I trained up to 252 EVs in Super Training, but my level 20 Pokemon barely has 63 in its stat at all, let alone from EVs! What gives?

The 63 point boost from having 252 EVs kicks in only at level 100. At level 20, you'll only get 12 or 13 points in a Nature-neutral stat from 252 EVs. Don't worry, those EVs will still be in all their 63-point glory there once you've hit level 100!

Can I gain EVs at level 100?

You can't through battle in the third or fourth generations. In any other generation (including, sort of, the first two, though the system was quite different then), yes, you can EV train through any method at level 100.
Creator of Jay's Journey (see quote!)
"It's not ten years old!
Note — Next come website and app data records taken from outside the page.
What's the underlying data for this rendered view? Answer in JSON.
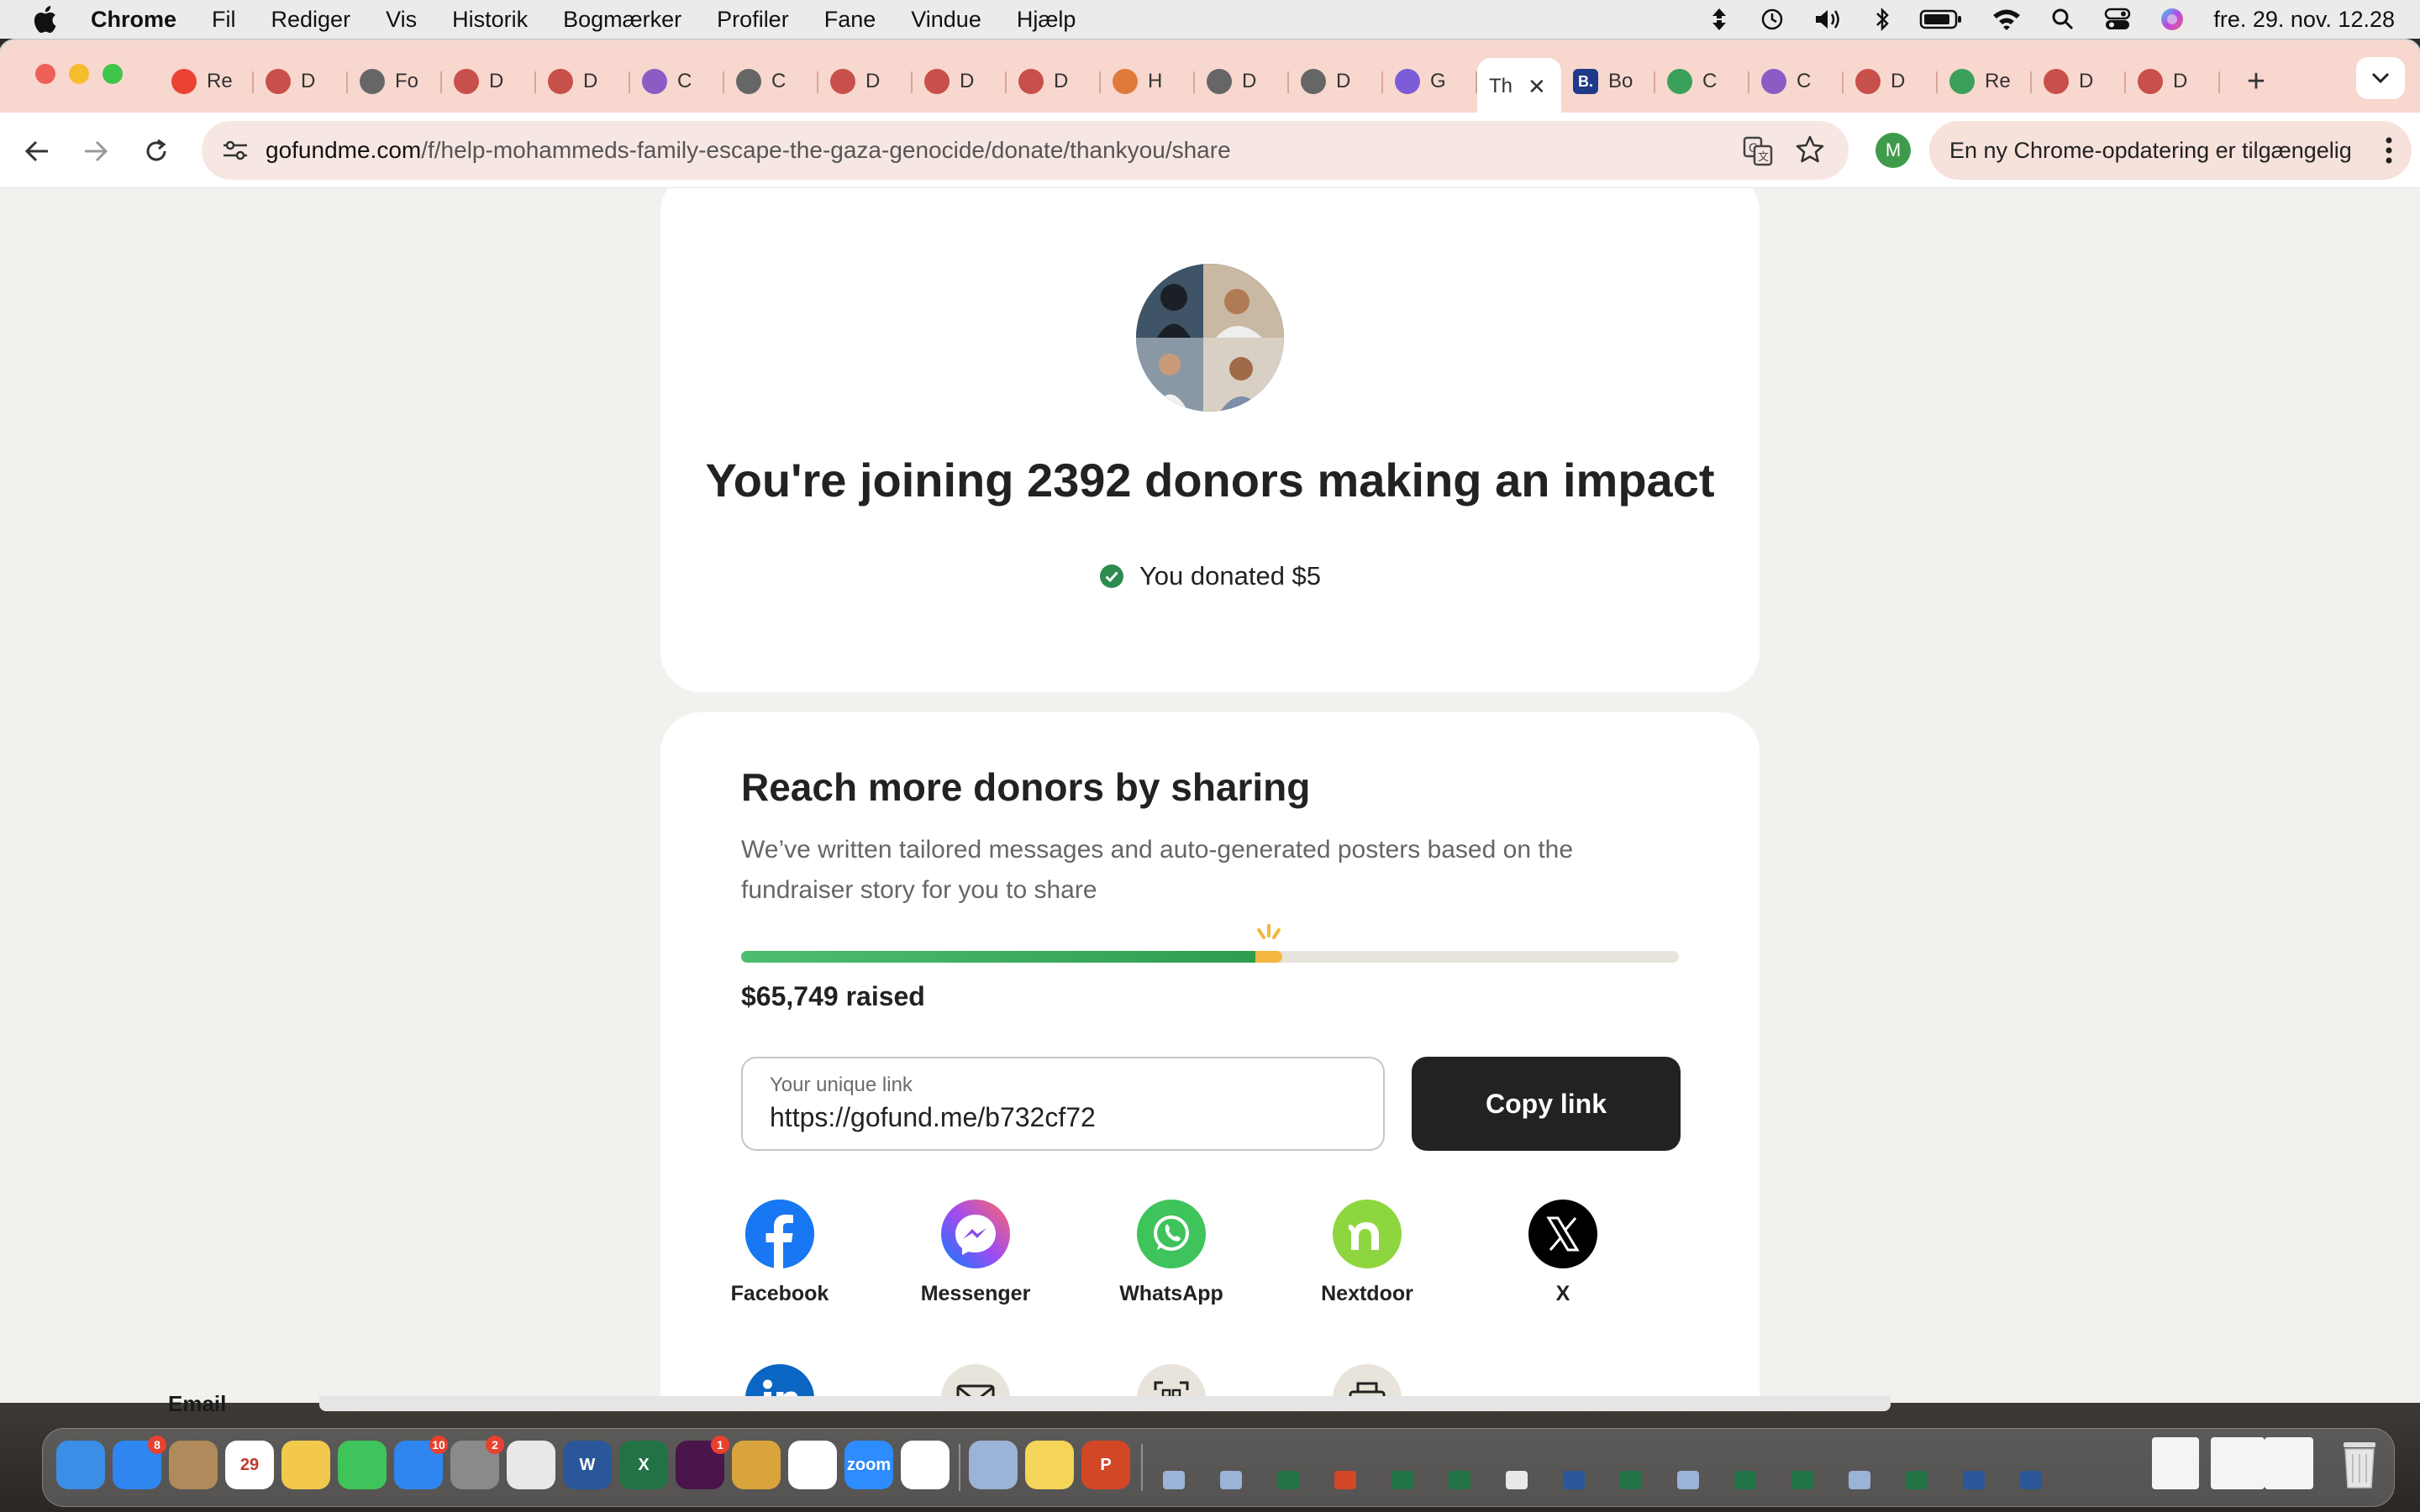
{
  "menubar": {
    "app": "Chrome",
    "items": [
      "Fil",
      "Rediger",
      "Vis",
      "Historik",
      "Bogmærker",
      "Profiler",
      "Fane",
      "Vindue",
      "Hjælp"
    ],
    "clock": "fre. 29. nov.  12.28"
  },
  "tabs": [
    {
      "icon": "gmail-icon",
      "label": "Re",
      "color": "#ea4335"
    },
    {
      "icon": "tab-favicon-icon",
      "label": "D",
      "color": "#c8504a"
    },
    {
      "icon": "globe-icon",
      "label": "Fo",
      "color": "#666666"
    },
    {
      "icon": "tab-favicon-icon",
      "label": "D",
      "color": "#c8504a"
    },
    {
      "icon": "tab-favicon-icon",
      "label": "D",
      "color": "#c8504a"
    },
    {
      "icon": "tab-favicon-icon",
      "label": "C",
      "color": "#8a5cc4"
    },
    {
      "icon": "globe-icon",
      "label": "C",
      "color": "#666666"
    },
    {
      "icon": "tab-favicon-icon",
      "label": "D",
      "color": "#c8504a"
    },
    {
      "icon": "tab-favicon-icon",
      "label": "D",
      "color": "#c8504a"
    },
    {
      "icon": "tab-favicon-icon",
      "label": "D",
      "color": "#c8504a"
    },
    {
      "icon": "tab-favicon-icon",
      "label": "H",
      "color": "#e07a3a"
    },
    {
      "icon": "globe-icon",
      "label": "D",
      "color": "#666666"
    },
    {
      "icon": "globe-icon",
      "label": "D",
      "color": "#666666"
    },
    {
      "icon": "tab-favicon-icon",
      "label": "G",
      "color": "#7c5cd6"
    }
  ],
  "active_tab": {
    "label": "Th"
  },
  "tabs_after": [
    {
      "icon": "booking-icon",
      "label": "Bo",
      "color": "#1f3a8a",
      "letter": "B."
    },
    {
      "icon": "crown-icon",
      "label": "C",
      "color": "#3aa05a"
    },
    {
      "icon": "tab-favicon-icon",
      "label": "C",
      "color": "#8a5cc4"
    },
    {
      "icon": "tab-favicon-icon",
      "label": "D",
      "color": "#c8504a"
    },
    {
      "icon": "crown-icon",
      "label": "Re",
      "color": "#3aa05a"
    },
    {
      "icon": "tab-favicon-icon",
      "label": "D",
      "color": "#c8504a"
    },
    {
      "icon": "tab-favicon-icon",
      "label": "D",
      "color": "#c8504a"
    }
  ],
  "toolbar": {
    "url_host": "gofundme.com",
    "url_path": "/f/help-mohammeds-family-escape-the-gaza-genocide/donate/thankyou/share",
    "profile_letter": "M",
    "update_text": "En ny Chrome-opdatering er tilgængelig"
  },
  "page": {
    "headline": "You're joining 2392 donors making an impact",
    "donated": "You donated $5",
    "share_title": "Reach more donors by sharing",
    "share_desc": "We’ve written tailored messages and auto-generated posters based on the fundraiser story for you to share",
    "progress_fraction": 0.548,
    "raised": "$65,749 raised",
    "link_label": "Your unique link",
    "link_value": "https://gofund.me/b732cf72",
    "copy_label": "Copy link",
    "share_options": [
      {
        "label": "Facebook",
        "icon": "facebook-icon",
        "color": "#1877f2"
      },
      {
        "label": "Messenger",
        "icon": "messenger-icon",
        "color": "#a24bf0"
      },
      {
        "label": "WhatsApp",
        "icon": "whatsapp-icon",
        "color": "#3fc35b"
      },
      {
        "label": "Nextdoor",
        "icon": "nextdoor-icon",
        "color": "#8ed63f"
      },
      {
        "label": "X",
        "icon": "x-icon",
        "color": "#000000"
      }
    ],
    "share_options_row2": [
      {
        "icon": "linkedin-icon",
        "color": "#0a66c2"
      },
      {
        "icon": "email-icon",
        "color": "#e8e4dc"
      },
      {
        "icon": "qr-code-icon",
        "color": "#e8e4dc"
      },
      {
        "icon": "printer-icon",
        "color": "#e8e4dc"
      }
    ]
  },
  "dock": {
    "peek_label": "Email",
    "apps": [
      {
        "icon": "finder-icon",
        "color": "#3a8ee6"
      },
      {
        "icon": "mail-icon",
        "color": "#2f86f0",
        "badge": "8"
      },
      {
        "icon": "contacts-icon",
        "color": "#b08a5a"
      },
      {
        "icon": "calendar-icon",
        "color": "#ffffff",
        "text": "29"
      },
      {
        "icon": "photos-icon",
        "color": "#f2c94c"
      },
      {
        "icon": "messages-icon",
        "color": "#3fc35b"
      },
      {
        "icon": "app-store-icon",
        "color": "#2f86f0",
        "badge": "10"
      },
      {
        "icon": "system-settings-icon",
        "color": "#8a8a8a",
        "badge": "2"
      },
      {
        "icon": "chrome-icon",
        "color": "#e8e8e8"
      },
      {
        "icon": "word-icon",
        "color": "#2b579a",
        "text": "W"
      },
      {
        "icon": "excel-icon",
        "color": "#217346",
        "text": "X"
      },
      {
        "icon": "slack-icon",
        "color": "#4a154b",
        "badge": "1"
      },
      {
        "icon": "database-icon",
        "color": "#d9a43c"
      },
      {
        "icon": "clickup-icon",
        "color": "#ffffff"
      },
      {
        "icon": "zoom-icon",
        "color": "#2d8cff",
        "text": "zoom"
      },
      {
        "icon": "freeform-icon",
        "color": "#ffffff"
      },
      {
        "icon": "preview-icon",
        "color": "#9bb3d6"
      },
      {
        "icon": "notes-icon",
        "color": "#f5d45a"
      },
      {
        "icon": "powerpoint-icon",
        "color": "#d24726",
        "text": "P"
      }
    ]
  },
  "colors": {
    "tabstrip": "#f8d7cf",
    "progress_green": "#2e9e4e",
    "progress_yellow": "#f3b63f",
    "button_dark": "#222222"
  }
}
Therefore, it sucks!" - Nostalgia whores everywhere

User Info: J_Applei

4 years ago#6
I assume you can post now. Sticky requested~

Anyway, good job on adding the EV training locations on there. I'll just leave this here for more info:
I like Apple Pie.
Companion_Cube_ is Arceus and Xerneas. Combined.

User Info: LightningAce11

4 years ago#7
How come you didn't add this to the previous one?
"I am fire. I am ... DEATH." - Smaug
3DS FC: 0104-0009-5189

User Info: J_Applei

4 years ago#8
LightningAce11 posted...
How come you didn't add this to the previous one?

Did you check the date of the previous one? We've learned so much between the two time periods.
I like Apple Pie.
Companion_Cube_ is Arceus and Xerneas. Combined.
(message deleted)

User Info: jayman7

4 years ago#10
LightningAce11 posted...
It seems like he just copy pasted his other one on there.

I included much of the same information, and being the same person I of course worded things similarly, but extremely little was copy/pasted.

Also, it's most useful having all the main information on the front page. The last topic barely even mentioned IVs and Natures.

You can't edit posts outside of an hour, so that wasn't an option.
Creator of Jay's Journey (see quote!)
"It's not ten years old! Therefore, it sucks!" - Nostalgia whores everywhere
(edited 4 years ago)
  1. Boards
  2. Pokemon X
  3. Pokemon stats explained! EVs, IVs, Natures, everything! PLEASE READ!